"Cross-eyed but sharp of mind" is how an encyclopedia compiled in A.D. 900s characterized Menander, the leading playwright of Greek New Comedy. Although he was only moderately successful during his lifetime, the government of Athens commissioned a portrait statue of Menander at his death in about 290 B.C. Kephisodotos and Timarchos, leading sculptors of the time, created this statue, now lost, which stood in the Theater of Dionysos in Athens.

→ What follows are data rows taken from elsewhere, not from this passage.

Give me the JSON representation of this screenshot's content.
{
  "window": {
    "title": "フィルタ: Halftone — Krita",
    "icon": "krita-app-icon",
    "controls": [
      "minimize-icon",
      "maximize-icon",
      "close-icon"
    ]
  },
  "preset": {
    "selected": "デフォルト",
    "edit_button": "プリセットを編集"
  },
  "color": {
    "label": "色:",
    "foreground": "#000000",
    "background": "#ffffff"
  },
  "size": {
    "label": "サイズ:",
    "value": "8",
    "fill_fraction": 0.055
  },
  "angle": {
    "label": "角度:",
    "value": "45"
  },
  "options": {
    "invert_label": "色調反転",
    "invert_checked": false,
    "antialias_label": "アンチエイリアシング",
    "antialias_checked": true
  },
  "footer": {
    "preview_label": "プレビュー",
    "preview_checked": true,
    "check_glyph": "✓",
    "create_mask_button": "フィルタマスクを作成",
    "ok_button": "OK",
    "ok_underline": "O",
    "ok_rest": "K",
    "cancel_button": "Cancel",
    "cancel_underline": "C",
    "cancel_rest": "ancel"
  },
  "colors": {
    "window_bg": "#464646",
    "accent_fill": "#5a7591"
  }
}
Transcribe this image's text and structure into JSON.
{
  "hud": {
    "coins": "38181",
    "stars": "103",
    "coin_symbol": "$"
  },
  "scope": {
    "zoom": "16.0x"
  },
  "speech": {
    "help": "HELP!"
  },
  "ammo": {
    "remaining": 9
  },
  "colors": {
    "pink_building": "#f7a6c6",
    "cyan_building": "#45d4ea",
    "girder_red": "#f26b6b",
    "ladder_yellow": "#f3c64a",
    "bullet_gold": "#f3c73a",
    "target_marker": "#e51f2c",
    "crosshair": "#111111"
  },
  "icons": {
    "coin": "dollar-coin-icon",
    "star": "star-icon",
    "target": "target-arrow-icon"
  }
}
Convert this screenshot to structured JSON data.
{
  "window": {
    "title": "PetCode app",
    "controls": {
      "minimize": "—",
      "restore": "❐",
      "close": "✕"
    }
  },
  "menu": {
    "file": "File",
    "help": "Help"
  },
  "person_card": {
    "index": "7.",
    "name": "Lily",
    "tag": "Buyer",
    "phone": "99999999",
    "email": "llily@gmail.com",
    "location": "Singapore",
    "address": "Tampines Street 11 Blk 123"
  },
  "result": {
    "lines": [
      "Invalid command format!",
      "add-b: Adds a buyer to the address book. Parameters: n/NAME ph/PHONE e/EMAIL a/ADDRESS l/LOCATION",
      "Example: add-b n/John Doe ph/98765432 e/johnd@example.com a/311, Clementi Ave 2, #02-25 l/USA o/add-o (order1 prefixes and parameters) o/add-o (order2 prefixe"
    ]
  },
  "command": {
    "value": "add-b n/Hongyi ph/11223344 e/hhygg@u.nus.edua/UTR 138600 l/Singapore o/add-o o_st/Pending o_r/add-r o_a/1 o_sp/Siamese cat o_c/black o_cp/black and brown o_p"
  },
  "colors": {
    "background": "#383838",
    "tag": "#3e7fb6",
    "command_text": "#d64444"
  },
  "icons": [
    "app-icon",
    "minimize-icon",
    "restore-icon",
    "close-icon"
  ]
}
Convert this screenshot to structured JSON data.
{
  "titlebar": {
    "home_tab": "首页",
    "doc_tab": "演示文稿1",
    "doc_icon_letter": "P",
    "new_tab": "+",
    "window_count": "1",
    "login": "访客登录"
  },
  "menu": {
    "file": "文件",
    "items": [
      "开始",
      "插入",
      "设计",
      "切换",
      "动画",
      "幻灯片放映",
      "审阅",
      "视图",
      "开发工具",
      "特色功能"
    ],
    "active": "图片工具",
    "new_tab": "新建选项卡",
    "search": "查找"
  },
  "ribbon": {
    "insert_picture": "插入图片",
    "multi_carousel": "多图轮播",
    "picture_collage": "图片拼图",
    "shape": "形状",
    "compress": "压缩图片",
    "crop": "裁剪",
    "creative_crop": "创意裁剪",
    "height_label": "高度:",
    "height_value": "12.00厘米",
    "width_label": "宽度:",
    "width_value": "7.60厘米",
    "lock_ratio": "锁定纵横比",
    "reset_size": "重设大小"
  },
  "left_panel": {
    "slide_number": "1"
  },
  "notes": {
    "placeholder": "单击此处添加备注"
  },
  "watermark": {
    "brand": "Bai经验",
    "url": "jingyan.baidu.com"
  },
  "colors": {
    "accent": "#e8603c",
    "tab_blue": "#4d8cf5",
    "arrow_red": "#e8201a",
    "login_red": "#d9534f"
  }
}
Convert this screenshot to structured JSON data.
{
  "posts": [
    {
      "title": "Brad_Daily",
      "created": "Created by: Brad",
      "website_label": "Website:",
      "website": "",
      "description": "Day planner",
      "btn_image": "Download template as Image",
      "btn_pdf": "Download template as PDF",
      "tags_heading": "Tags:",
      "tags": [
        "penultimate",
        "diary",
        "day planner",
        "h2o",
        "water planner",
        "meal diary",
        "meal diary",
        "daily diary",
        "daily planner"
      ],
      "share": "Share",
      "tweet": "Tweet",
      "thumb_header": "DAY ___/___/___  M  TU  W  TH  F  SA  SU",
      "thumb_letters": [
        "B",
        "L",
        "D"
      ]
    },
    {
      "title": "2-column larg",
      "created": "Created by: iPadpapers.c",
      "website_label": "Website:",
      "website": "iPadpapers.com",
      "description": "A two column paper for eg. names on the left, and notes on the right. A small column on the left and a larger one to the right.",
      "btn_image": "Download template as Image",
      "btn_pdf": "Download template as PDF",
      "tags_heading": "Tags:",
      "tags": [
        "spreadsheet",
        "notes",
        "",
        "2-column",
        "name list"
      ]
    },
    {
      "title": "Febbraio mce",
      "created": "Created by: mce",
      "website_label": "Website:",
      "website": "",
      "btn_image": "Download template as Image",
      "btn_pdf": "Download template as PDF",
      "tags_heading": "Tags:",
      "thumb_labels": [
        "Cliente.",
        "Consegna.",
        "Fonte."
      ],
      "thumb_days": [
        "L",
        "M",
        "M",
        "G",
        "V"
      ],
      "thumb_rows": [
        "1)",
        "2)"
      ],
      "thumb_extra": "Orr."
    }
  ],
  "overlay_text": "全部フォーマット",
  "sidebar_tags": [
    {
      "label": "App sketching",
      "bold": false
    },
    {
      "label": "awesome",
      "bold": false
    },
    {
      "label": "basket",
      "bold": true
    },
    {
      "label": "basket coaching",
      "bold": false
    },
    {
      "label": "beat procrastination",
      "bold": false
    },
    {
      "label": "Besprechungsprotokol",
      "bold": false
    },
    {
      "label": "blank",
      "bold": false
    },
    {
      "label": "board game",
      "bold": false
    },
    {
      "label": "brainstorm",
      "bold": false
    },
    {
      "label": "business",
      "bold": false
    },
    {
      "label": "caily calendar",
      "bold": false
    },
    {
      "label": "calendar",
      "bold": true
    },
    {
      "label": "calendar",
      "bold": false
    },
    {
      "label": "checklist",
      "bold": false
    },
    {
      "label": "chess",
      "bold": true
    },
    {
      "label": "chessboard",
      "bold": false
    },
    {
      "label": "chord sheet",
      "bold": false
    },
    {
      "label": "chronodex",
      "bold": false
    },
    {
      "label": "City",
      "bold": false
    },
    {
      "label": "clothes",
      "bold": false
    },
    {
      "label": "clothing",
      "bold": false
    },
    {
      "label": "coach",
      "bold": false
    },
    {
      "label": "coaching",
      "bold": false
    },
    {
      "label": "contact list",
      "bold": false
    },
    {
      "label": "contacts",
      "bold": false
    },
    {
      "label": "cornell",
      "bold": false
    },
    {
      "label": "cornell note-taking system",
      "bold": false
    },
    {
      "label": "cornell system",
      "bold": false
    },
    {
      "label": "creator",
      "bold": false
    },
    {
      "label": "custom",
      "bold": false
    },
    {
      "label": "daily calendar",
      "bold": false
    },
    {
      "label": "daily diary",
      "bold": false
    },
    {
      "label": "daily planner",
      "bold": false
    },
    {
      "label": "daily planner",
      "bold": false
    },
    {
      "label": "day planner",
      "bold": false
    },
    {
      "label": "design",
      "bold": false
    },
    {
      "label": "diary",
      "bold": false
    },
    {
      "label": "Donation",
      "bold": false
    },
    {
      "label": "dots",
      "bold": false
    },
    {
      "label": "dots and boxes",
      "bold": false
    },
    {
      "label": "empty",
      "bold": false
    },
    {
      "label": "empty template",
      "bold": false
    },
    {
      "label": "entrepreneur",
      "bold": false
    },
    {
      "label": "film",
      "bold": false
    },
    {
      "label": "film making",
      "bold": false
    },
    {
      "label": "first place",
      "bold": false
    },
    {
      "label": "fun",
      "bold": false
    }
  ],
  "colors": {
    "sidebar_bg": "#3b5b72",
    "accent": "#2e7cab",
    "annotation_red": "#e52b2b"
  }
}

Menander's plays, and in turn his portrait, experienced a resurgence of popularity with the Romans. More than sixty surviving Roman portraits depict a clean-shaven, lean-faced man with high cheekbones and a tall, rectangular forehead. For a long time scholars were not sure whom these portraits represented. Then this bust, conveniently labeled with an inscription on the base identifying the subject as Menander, solved the scholarly dilemma. All these Roman portraits of Menander appear to derive from a common model, and stylistic features indicate that this model was the head of the statue made by Kephisodotos and Timarchos.